Slowly, the couple’s dream of owning and operating a quirky, modern general store began to take shape. Rosefinch Mercantile, the result of their hard work, opened last September. (The name comes from the common rosefinch, a bird found in both Wales and Sri Lanka, flicking at the couples’ respective ancestries.) The decor is cheerfully retro, thanks to its buttery yellow and pale pink walls, interspersed with green columns. The grocery store-meets-gift shop-meets-café carries staples (like eggs), seasonal specialties (like eggnog lattes), as well as eclectic homewares, like artisanal soaps and tea towels bearing the likenesses of Canadian civil rights activist Viola Desmond and Tommy Douglas, father of universal health care.

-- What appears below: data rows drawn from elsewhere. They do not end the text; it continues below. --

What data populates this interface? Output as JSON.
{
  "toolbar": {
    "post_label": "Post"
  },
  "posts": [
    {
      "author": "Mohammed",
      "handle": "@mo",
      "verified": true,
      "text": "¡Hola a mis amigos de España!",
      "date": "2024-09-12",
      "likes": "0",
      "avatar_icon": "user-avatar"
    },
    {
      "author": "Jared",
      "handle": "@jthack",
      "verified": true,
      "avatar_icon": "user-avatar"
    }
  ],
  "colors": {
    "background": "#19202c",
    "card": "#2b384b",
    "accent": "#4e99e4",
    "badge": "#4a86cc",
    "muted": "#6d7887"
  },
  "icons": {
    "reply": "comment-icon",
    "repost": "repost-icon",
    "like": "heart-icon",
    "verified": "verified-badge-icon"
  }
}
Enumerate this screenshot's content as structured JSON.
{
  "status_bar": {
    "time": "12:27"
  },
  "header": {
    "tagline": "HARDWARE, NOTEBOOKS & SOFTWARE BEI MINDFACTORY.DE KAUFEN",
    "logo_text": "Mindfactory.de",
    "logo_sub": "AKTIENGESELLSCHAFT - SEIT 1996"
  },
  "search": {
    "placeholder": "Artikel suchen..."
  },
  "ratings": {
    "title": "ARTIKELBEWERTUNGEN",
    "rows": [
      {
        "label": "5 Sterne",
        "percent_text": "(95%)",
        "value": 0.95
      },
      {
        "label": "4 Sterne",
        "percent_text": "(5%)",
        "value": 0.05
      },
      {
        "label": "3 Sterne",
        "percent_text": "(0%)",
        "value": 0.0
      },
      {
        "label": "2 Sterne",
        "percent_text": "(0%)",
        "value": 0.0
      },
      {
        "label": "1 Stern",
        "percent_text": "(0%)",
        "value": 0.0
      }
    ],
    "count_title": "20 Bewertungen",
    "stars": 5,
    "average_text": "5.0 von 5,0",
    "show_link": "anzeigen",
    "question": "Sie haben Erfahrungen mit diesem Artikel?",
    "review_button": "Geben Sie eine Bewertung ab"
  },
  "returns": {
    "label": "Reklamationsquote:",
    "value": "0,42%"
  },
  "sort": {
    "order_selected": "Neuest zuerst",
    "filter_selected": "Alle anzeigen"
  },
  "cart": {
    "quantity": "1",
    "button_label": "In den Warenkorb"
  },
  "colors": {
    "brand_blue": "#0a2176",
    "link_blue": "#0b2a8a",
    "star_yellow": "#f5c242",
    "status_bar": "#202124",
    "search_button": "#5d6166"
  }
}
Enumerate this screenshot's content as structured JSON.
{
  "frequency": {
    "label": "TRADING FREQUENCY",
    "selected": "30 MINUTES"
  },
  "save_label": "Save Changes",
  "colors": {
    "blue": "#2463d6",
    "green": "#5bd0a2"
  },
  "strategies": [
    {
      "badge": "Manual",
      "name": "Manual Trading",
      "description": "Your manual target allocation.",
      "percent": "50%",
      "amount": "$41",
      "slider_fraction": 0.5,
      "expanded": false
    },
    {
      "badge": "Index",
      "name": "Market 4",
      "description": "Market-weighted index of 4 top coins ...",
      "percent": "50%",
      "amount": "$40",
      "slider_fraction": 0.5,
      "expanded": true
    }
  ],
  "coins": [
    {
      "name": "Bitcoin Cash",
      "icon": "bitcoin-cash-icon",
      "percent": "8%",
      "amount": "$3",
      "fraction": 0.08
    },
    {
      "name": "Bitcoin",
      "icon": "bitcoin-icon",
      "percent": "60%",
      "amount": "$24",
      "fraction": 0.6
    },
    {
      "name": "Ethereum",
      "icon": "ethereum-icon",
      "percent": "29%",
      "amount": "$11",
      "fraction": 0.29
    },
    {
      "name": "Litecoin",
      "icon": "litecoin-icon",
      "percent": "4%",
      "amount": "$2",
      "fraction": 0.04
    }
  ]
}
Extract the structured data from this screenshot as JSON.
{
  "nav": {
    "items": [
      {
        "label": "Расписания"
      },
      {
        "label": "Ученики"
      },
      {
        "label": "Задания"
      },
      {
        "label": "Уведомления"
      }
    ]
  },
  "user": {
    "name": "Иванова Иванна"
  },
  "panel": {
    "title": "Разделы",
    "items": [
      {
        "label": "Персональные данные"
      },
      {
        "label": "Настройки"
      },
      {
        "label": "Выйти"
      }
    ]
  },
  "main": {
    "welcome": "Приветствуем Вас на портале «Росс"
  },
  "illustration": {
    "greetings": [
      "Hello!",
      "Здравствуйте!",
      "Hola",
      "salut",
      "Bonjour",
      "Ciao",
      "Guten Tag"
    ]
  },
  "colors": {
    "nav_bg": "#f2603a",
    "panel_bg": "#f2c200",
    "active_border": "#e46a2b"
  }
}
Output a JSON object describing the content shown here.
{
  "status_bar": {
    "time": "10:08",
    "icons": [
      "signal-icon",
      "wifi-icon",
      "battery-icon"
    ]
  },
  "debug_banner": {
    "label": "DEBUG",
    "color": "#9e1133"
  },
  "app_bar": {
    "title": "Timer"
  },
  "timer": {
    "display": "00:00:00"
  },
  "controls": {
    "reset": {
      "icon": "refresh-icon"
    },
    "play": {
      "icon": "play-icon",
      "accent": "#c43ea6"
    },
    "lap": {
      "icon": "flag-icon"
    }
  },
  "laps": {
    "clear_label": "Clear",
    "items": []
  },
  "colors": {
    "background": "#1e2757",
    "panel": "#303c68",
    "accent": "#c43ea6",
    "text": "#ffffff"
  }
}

Each morning, Gnanaratna navigates his way past the couple’s five-strong clowder of cats—Trixie, Cinnamon Bun, Leo, Evie and Najda, two of which they adopted in Nova Scotia from a nearby vet—then opens the shop for 10 a.m. Some days, Williams, who works from home in the second-floor apartment, will take a break to steal a snack (and a kiss from Gnanaratna). The couple still has more plans, big and small, for their new shop. For starters, they need to find an accessible door handle for their new seating area. After that, they plan to turn the Rosefinch into a community events space, one that hosts intergenerational skill-sharing classes and alcohol-free pub nights and nurtures a community garden. “It all just feels right,” says Gnanaratna. “It’s a very bucolic life.”